Original sentence in German:
Herr Smith ist eine Person mit klaren Konturen, die schnell greifbar wird. Seine Verhaltensmerkmale sind deutlich ausgeprägt.
Amazon Translate result:
Mr. Smith is a person with clear contours that quickly becomes tangible. His behavioral features are clearly pronounced.
Mr. Smith is somebody with a clear sense of purpose who is readily available. His behavioral characteristics are very distinct.
Here too the results are conclusive and Amazon botched up the translation as well. Which is a bit surprising since in his introductory video from 2018, Amazon’s Yoni Friedman states the following:
… over the last year we had productized (sic) proprietary state-of-the-art neural machine translation engines and that was a leap ahead for us in terms of quality …. in essence statistical engines which are the ones that we used to have are basically a fancy lookup algorithm that makes decisions based on the probability of a certain word mapping in the source language mapping to the word to a different word in the target language. The problem with these statistical models is that predominantly they don’t understand context …. but that’s no longer the case with neural engines. …. generally speaking neural engines are built such that they mimic the way they’re inspired by the way that the human brain learns and processes information and that means a ton in terms of performance they understand quality and they understand context they understand the focus of the sentence and they understand morphology.
You can watch the entire presentation here:
If the Amazon NMT mimics the human brain and can understand context within a sentence, then why did it fail our translation test? If NMT understands context, then how did it translate the word Konturen as contours. Clearly this out of context.
The bottom line is that NMT, with all of its advances, is still not ready to replace professional translators. And any use of NMT in a professional environment will need close post-editing.

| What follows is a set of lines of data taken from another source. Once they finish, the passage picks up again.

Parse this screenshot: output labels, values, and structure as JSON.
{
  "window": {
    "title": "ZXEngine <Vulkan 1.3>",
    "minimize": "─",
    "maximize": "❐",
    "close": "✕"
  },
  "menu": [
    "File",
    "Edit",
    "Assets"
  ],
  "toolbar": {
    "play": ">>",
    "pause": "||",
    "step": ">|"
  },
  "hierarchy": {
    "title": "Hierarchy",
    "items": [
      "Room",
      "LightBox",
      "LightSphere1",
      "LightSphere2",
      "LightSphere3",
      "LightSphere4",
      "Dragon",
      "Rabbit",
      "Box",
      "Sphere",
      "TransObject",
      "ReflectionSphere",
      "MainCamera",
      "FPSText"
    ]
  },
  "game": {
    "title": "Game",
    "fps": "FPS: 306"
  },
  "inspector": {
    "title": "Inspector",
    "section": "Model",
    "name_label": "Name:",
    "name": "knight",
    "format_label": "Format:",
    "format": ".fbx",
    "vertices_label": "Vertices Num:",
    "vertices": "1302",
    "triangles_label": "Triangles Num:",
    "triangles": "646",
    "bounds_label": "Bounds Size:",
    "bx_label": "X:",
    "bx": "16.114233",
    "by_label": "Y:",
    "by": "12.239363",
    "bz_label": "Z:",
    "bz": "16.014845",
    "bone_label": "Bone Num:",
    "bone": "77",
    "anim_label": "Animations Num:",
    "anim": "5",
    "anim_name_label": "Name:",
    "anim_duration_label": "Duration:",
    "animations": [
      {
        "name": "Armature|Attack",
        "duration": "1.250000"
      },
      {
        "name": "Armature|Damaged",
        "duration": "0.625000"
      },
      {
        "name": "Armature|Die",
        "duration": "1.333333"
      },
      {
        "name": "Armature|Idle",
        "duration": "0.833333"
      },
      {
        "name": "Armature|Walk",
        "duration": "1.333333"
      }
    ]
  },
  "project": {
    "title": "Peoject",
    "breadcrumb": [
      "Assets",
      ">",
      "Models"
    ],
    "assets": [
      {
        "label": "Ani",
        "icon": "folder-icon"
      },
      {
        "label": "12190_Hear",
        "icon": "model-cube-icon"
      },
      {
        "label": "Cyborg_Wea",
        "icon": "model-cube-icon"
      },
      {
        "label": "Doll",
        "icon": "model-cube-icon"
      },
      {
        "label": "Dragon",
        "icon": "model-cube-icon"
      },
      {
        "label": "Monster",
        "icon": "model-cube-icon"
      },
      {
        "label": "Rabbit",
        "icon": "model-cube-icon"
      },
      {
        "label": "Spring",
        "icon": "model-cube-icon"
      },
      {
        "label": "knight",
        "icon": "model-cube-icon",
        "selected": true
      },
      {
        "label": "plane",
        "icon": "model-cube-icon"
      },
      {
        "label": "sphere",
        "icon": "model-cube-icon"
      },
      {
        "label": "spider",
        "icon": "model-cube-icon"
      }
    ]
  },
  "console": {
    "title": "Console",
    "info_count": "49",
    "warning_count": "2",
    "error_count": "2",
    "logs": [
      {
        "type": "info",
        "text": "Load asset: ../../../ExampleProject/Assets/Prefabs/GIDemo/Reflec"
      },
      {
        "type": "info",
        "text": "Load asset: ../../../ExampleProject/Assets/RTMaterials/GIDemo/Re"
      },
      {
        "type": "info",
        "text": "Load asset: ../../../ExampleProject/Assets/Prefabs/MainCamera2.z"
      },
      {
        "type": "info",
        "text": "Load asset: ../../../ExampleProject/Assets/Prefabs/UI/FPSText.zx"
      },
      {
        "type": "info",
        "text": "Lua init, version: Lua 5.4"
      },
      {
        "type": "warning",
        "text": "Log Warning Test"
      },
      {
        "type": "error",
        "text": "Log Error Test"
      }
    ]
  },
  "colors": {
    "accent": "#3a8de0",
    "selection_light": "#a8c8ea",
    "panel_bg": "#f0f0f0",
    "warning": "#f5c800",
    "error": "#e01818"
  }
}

Amazon Translate is based on technology that was acquired by Amazon in 2015 when it acquired CMU’s Safaba.